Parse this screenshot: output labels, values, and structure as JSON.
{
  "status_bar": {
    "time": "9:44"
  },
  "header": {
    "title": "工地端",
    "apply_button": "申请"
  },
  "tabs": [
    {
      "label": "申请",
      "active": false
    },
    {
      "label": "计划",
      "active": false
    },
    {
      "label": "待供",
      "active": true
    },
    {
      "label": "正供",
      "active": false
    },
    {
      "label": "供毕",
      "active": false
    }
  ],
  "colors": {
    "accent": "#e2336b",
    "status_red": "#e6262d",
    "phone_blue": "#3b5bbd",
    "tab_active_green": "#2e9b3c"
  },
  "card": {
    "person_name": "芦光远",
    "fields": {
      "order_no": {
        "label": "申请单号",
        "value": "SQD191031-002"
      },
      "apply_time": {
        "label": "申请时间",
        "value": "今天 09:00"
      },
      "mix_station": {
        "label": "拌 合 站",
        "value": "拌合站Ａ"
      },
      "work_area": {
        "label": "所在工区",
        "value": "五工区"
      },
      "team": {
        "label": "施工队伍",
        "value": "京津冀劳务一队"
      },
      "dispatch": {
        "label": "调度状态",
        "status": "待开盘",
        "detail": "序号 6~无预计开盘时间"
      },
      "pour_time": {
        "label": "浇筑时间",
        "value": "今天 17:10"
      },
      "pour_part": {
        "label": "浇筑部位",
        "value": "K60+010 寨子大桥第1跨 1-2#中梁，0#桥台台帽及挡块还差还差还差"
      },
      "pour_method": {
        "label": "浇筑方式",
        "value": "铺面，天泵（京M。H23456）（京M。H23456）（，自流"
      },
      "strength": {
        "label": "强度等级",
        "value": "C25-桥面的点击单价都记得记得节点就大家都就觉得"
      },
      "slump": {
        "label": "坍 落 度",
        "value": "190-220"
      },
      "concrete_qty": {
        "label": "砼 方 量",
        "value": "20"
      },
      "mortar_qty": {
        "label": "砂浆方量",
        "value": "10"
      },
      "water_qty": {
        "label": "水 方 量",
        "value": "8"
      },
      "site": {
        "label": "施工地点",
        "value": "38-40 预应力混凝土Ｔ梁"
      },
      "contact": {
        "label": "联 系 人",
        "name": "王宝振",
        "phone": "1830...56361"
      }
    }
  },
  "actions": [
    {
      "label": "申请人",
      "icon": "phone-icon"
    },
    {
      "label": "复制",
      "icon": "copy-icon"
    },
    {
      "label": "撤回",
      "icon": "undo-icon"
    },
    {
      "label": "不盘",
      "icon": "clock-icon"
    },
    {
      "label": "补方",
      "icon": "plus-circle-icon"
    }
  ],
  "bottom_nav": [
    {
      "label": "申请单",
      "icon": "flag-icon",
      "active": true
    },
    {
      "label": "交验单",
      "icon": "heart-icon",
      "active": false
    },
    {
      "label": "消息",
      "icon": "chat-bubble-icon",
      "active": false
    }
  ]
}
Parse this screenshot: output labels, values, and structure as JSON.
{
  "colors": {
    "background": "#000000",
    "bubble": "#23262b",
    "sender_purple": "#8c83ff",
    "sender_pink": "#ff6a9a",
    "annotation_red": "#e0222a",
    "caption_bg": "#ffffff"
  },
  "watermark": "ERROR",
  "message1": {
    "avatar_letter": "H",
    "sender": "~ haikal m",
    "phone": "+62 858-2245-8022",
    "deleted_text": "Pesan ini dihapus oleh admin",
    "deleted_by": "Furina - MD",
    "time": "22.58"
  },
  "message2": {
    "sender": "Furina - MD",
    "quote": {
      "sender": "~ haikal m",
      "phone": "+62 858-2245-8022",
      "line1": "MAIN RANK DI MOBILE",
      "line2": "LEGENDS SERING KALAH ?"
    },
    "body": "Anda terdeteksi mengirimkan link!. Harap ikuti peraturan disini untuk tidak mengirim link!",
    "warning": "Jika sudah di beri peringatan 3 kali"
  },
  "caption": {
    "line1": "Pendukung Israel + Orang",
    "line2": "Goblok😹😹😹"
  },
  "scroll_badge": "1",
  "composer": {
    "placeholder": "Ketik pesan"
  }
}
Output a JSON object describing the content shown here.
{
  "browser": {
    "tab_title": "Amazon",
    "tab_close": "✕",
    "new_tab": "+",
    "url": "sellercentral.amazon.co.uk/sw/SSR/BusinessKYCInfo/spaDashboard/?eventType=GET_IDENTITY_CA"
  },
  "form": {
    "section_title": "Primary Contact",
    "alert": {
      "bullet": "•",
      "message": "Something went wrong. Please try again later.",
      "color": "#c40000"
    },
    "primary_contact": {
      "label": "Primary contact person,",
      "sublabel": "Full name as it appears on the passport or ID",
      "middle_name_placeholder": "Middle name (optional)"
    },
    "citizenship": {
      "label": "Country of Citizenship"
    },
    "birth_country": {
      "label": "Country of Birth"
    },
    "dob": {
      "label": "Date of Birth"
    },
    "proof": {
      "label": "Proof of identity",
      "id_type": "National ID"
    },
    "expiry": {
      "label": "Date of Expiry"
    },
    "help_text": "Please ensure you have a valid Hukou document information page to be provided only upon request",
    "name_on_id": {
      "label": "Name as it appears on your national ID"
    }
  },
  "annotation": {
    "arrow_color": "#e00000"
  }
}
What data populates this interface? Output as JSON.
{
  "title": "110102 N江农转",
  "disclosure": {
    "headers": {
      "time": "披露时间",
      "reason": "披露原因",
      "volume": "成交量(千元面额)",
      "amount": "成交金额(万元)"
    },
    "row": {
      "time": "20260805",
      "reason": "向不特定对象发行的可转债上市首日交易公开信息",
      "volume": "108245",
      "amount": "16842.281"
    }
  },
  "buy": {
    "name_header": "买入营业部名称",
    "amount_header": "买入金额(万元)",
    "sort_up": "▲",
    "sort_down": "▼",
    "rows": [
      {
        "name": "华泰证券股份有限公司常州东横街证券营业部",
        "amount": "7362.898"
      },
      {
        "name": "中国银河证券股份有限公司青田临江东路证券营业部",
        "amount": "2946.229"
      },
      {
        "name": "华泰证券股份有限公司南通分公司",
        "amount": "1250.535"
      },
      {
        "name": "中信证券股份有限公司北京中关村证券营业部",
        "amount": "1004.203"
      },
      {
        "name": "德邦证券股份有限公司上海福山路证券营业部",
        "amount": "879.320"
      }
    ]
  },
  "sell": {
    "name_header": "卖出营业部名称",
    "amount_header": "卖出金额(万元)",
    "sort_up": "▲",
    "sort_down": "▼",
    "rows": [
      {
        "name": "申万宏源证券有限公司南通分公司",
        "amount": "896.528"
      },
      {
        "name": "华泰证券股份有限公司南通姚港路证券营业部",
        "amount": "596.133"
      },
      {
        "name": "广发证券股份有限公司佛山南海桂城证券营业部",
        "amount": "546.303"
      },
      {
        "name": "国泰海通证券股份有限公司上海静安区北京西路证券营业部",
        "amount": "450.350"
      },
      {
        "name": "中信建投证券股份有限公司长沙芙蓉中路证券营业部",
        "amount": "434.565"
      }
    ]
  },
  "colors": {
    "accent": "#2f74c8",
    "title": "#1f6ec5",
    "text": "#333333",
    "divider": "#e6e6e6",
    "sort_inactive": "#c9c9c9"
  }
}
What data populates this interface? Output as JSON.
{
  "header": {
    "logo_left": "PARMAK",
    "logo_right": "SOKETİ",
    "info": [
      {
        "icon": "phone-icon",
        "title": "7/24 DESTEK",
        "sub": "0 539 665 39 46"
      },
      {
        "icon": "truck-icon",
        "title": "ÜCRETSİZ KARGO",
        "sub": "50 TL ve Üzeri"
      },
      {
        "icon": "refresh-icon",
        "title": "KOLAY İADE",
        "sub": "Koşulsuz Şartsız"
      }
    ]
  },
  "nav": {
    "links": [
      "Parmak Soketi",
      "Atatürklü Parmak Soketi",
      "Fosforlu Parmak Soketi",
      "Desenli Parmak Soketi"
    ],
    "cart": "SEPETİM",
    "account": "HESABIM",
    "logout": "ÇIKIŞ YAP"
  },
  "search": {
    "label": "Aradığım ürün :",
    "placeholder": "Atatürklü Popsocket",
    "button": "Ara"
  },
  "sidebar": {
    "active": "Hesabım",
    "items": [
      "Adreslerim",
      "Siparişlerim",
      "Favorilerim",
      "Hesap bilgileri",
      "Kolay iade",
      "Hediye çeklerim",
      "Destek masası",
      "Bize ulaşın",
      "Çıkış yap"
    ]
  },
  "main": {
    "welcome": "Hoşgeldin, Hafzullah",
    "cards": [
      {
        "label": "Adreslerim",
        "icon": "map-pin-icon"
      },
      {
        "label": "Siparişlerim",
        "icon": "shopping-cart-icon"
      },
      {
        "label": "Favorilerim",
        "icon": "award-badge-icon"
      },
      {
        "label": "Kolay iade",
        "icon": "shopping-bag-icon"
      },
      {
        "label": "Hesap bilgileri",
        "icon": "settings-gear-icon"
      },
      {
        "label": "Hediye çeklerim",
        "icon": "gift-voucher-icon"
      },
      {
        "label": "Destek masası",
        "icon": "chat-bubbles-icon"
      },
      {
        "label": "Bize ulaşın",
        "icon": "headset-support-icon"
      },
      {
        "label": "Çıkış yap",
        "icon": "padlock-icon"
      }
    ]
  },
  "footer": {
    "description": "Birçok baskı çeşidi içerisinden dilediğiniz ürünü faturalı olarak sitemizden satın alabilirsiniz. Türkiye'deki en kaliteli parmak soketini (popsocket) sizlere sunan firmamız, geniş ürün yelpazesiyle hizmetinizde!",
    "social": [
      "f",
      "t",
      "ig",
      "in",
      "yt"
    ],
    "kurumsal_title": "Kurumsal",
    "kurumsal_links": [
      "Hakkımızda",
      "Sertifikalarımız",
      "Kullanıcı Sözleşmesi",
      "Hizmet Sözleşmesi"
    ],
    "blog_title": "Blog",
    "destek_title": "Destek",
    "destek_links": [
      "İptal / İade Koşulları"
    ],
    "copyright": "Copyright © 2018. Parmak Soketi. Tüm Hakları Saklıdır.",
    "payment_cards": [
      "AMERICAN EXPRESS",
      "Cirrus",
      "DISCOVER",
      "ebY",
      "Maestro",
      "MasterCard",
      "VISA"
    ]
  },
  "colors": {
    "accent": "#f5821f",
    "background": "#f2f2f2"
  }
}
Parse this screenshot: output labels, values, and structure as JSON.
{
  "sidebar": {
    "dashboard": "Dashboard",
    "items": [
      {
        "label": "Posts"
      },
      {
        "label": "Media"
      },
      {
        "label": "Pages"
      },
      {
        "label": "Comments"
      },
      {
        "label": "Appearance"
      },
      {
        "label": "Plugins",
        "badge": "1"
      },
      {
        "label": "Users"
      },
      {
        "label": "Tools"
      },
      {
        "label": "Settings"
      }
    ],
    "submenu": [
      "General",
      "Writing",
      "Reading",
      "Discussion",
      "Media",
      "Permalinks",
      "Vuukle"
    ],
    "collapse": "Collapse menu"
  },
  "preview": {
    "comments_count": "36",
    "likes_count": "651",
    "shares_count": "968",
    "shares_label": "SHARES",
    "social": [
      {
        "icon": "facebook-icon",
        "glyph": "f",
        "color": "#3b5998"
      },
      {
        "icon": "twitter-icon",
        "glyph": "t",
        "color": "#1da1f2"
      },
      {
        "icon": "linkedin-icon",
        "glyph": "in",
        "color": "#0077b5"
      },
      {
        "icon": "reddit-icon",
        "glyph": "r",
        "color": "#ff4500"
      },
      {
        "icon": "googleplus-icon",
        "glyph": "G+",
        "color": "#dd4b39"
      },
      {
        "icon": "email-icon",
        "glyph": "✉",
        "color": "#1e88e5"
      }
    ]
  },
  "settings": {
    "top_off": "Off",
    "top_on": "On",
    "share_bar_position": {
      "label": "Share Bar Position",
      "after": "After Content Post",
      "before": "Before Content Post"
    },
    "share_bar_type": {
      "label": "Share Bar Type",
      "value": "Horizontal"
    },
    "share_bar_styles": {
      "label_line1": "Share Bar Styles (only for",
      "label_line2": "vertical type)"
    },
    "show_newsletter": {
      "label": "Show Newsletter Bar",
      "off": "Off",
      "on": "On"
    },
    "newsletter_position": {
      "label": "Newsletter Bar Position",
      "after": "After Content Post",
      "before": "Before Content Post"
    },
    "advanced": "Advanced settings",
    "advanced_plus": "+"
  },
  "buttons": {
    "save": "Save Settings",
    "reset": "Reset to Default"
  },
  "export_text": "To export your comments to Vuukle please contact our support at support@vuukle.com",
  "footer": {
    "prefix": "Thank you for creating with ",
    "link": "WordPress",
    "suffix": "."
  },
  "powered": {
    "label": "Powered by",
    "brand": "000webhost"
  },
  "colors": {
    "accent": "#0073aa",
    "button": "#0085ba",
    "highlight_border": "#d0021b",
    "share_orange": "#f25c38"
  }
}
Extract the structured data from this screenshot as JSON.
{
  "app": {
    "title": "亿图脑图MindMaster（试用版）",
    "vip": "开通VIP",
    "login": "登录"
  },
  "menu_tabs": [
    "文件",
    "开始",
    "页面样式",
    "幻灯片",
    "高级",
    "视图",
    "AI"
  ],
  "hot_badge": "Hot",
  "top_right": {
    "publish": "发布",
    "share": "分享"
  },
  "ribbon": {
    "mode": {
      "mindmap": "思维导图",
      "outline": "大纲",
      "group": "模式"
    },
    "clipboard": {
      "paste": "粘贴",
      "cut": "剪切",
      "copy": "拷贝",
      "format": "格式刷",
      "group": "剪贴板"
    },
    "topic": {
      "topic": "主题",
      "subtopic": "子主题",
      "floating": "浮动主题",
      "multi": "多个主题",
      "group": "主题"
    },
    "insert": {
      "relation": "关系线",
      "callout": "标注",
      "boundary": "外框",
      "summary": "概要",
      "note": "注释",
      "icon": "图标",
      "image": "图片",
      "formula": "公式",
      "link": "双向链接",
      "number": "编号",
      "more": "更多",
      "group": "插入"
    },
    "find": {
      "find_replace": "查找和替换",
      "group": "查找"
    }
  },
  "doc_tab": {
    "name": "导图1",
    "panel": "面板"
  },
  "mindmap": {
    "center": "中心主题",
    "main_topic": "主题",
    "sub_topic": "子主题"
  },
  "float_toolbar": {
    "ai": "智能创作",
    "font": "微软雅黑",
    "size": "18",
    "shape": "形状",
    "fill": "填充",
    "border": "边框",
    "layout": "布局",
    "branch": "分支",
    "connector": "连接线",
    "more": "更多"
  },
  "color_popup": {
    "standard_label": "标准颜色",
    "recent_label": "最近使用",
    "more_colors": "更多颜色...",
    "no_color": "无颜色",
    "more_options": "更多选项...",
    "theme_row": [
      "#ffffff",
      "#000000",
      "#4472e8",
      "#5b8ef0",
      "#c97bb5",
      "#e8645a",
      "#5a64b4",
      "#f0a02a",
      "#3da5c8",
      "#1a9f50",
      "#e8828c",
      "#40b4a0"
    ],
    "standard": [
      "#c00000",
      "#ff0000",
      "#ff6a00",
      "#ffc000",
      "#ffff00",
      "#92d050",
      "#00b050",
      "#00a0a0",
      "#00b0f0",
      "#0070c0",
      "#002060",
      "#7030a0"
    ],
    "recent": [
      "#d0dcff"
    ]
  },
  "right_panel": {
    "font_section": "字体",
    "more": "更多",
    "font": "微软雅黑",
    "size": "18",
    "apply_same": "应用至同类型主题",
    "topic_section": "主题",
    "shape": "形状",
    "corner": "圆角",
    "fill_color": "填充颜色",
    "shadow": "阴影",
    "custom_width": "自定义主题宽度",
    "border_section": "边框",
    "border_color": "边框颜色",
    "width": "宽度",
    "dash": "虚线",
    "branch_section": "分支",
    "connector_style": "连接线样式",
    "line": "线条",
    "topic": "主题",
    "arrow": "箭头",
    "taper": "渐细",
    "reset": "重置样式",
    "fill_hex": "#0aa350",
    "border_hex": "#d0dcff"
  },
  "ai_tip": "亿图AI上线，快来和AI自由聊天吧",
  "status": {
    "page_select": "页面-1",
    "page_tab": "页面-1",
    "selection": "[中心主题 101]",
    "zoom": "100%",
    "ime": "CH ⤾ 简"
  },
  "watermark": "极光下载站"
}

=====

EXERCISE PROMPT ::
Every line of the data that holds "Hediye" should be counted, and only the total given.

ANSWER SPACE ::
2